Data extracted from a collection:
-- Opening Marker --

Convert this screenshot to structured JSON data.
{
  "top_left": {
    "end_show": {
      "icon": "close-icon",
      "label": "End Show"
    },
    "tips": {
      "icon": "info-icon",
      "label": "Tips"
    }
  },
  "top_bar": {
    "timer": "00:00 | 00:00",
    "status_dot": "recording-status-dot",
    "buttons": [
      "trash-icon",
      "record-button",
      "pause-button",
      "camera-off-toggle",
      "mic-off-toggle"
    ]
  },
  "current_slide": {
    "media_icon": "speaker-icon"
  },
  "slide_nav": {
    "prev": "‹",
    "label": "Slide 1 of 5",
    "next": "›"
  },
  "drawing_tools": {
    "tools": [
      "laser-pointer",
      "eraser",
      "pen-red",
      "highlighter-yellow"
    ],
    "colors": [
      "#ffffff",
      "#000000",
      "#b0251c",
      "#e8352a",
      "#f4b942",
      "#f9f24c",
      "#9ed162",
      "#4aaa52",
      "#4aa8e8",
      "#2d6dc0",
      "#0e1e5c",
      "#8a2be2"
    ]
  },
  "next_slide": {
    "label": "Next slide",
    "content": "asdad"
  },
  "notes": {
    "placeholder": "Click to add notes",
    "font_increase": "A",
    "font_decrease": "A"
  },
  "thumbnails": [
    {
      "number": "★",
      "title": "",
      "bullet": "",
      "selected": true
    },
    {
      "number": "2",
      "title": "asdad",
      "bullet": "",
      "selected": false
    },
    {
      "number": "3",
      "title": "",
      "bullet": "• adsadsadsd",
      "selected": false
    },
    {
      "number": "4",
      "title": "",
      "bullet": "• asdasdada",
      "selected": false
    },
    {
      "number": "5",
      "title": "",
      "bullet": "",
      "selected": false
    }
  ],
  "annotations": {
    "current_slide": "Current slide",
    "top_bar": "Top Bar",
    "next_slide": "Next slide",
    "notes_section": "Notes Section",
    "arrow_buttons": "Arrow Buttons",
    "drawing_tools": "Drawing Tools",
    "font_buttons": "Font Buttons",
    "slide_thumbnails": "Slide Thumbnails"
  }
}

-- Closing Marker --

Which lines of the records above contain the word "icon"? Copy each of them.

* [Answer box]:
      "icon": "close-icon",
      "icon": "info-icon",
      "trash-icon",
    "media_icon": "speaker-icon"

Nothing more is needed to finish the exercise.